“Our investments made in marketing and distribution leading up to Christmas were very well received, as demonstrated by strong pull-through in-store sales.”
He added some stores had sold out of the Spacetalk device earlier than expected and were too late to be restocked in time for Christmas. However, he said January sales continued reap the returns from the marketing and distribution investments prior to Christmas.
“In the past 12 months, we have made big investments in people, technology, manufacturing, distribution and, importantly, the Spacetalk brand itself.”
“We’re building a strong business in a segment, which players in the adult smart watch space find difficult to understand. We, however, have a strong track record and a great understanding of what parents want for their child’s development, safety and security. We’re a young and ambitious company with a great market opportunity staring us in the face, and we’re going for it,” Mr Fortunatow said.
By any measure, Spacetalk growth is astonishing as the device is less than 18 months old.
Launched in October 2017, Spacetalk, which is aimed at children aged between four and 12, was initially sold via a single online portal.
Spacetalk’s online popularity and community acceptance rapidly attracted interest from mainstream retailers in Australia, such as consumer electronics giant JB Hi-Fi and Leading Edge Computers.
The retailers collectively sell Spacetalk in about 270 stores across Australia and online.
MGM has also finalised a deal with New Zealand’s biggest telecommunications company Spark to sell Spacetalk in each of its 73 stores and online from October 2018.
Spacetalk sells for $349 in Australia and includes a 12-month warranty. It sells for NZ$399 in New Zealand, but monthly plans are also available.
Spacetalk’s growth didn’t escape the attention of investors, who sent the share price up from $0.375 cents on 21 November 2017 to a high of $5.02 on 19 November 2018.
Meanwhile, in January 2019, MGM announced it would be selling Spacetalk in the UK from April.
“The UK market is four times larger than our market in Australia and New Zealand,” Mr Fortunatow explained.
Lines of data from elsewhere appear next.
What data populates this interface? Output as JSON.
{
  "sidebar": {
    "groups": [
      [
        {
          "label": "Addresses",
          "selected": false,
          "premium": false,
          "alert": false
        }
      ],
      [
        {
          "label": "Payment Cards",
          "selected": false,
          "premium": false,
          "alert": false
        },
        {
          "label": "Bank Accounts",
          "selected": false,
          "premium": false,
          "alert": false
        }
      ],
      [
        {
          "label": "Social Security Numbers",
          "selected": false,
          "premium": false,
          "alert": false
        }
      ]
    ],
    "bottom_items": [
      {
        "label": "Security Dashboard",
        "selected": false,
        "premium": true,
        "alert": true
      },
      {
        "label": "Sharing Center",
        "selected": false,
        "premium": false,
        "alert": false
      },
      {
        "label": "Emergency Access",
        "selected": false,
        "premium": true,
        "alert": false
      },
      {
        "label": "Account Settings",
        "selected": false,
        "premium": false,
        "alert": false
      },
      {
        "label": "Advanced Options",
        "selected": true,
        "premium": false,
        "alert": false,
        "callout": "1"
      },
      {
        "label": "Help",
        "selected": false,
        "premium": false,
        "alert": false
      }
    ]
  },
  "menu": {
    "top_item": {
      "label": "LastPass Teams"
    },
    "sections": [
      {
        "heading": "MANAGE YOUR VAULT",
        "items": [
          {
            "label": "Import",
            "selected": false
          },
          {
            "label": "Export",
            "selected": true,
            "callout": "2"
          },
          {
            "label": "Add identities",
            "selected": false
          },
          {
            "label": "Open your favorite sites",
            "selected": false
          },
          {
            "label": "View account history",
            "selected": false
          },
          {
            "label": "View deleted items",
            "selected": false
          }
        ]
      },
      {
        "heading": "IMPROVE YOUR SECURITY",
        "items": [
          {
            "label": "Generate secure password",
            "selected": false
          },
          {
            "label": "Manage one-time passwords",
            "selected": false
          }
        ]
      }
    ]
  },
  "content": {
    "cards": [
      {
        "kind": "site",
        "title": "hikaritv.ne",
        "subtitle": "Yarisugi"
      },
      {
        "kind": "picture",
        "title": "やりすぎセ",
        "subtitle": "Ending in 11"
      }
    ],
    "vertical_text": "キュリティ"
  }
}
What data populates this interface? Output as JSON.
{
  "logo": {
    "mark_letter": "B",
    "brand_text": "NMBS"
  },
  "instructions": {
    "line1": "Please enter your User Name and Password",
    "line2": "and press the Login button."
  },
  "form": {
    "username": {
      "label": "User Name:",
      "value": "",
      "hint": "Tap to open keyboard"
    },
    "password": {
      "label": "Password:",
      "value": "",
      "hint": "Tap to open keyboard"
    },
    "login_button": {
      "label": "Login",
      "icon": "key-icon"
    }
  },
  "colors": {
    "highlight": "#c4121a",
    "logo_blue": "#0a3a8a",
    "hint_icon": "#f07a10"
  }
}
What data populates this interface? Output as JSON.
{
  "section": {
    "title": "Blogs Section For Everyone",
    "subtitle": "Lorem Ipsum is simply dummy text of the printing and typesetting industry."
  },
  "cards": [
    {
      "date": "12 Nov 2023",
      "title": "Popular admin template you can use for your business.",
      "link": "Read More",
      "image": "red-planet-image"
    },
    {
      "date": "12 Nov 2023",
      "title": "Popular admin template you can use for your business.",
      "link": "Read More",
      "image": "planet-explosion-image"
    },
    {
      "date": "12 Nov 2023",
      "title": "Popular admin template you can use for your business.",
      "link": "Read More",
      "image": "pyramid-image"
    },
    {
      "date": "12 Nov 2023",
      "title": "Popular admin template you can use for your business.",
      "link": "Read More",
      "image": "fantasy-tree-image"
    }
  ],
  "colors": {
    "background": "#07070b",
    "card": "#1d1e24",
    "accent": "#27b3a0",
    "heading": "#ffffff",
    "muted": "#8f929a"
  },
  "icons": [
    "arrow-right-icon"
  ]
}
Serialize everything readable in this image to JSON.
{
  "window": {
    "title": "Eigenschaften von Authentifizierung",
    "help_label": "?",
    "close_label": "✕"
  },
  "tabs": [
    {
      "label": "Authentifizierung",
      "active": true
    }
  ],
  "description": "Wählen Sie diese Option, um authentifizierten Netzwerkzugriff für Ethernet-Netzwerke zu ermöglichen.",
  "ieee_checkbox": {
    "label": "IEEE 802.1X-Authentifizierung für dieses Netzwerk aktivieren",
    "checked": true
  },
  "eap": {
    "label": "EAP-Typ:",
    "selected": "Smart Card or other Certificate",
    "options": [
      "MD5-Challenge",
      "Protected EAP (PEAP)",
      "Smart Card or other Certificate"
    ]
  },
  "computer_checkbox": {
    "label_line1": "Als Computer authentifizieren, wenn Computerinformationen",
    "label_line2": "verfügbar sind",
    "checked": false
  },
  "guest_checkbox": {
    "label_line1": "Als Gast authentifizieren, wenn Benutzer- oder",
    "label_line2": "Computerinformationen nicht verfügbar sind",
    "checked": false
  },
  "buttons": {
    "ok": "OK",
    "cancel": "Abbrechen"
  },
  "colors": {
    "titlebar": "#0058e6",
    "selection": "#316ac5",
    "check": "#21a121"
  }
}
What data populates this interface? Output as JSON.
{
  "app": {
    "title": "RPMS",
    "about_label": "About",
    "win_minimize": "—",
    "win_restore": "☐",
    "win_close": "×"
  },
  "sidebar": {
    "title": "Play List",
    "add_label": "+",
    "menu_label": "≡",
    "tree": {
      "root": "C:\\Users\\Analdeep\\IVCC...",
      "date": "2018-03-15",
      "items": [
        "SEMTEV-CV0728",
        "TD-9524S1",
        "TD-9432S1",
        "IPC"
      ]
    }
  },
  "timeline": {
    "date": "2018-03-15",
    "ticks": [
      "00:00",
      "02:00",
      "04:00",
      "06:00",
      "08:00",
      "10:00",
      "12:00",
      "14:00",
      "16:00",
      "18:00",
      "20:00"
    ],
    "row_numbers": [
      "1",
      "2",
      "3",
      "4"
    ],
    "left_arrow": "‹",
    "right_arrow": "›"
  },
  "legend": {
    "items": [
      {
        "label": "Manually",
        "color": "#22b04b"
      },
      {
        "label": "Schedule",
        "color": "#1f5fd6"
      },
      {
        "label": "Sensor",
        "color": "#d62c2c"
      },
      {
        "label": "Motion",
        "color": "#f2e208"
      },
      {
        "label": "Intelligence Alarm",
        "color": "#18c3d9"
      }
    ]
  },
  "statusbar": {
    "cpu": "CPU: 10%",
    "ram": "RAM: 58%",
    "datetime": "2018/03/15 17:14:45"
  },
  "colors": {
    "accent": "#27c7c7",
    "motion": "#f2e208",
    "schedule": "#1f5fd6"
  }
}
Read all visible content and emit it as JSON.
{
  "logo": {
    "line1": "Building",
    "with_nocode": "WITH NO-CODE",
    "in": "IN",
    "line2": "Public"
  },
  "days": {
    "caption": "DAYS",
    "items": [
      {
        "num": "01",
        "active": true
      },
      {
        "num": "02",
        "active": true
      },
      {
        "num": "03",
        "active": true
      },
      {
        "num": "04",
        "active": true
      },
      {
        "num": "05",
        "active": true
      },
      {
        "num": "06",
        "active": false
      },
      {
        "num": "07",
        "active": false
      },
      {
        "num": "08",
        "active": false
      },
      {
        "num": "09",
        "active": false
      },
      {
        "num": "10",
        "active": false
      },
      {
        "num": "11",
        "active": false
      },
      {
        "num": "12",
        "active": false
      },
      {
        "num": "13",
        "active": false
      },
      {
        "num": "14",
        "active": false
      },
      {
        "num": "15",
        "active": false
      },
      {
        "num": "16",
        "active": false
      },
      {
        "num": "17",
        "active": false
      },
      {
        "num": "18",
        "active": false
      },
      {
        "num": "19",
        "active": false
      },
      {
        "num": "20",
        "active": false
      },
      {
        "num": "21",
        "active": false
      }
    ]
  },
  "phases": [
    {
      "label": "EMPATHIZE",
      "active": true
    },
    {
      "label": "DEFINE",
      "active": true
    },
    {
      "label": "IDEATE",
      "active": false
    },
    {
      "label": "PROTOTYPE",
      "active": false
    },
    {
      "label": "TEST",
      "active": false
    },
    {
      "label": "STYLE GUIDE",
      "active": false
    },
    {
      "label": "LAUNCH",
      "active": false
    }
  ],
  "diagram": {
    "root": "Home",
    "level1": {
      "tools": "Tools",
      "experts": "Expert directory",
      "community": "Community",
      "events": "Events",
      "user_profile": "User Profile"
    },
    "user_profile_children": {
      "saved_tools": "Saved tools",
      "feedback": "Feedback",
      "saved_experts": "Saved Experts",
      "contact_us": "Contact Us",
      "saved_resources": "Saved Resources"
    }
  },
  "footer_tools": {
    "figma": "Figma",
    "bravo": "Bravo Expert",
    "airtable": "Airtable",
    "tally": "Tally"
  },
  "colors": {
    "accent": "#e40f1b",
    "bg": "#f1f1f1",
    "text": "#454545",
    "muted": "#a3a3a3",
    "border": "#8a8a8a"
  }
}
“Our plans are advanced and stock has been ordered. We look forward to announcing our distribution partners as soon as documents are finalised.”
School mode appeal
It’s what Spacetalk doesn’t do that also separates it from the competition and appeals to parents.
The device was deliberately designed and built without access to the internet and the nasties of social media.
It includes an enhanced school mode feature that enables parents to specifically select which watch functions to disable during school hours, such as incoming and outgoing calls, messaging, step counter, location and stop watch.
Disabling functions during school hours prevents classroom distractions.
Children can’t download Facebook or YouTube and they can’t tweet.
Online bullying in schools is a concerning and confronting global issue, with France leading the charge and banning smart phones at schools for students younger than 15.
Australia followed, with New South Wales banning smart phones in state primary schools this year after an independent review found their use had driven a rise in online bullying, distractions in class and the sharing of explicit images.
“By its very nature, Spacetalk enables students to focus on learning without the distractions of social media and the ever-lurking dangers of online bullying, intimidation and heightened stress levels,” Mr Fortunatow explained.
“Disable Spacetalk functions during school hours and it’s no more than a watch. We long felt that mobile phones would one day be banned in schools and we support the initiative.”
“Spacetalk has been independently verified by leading international cyber security experts as ‘unhackable’, and has the world’s best practice security and privacy features built in. All data is hosted in Australia in highly secure data centres and protected by Australian Privacy and Data Security legislation, so security is assured,” Mr Fortunatow said.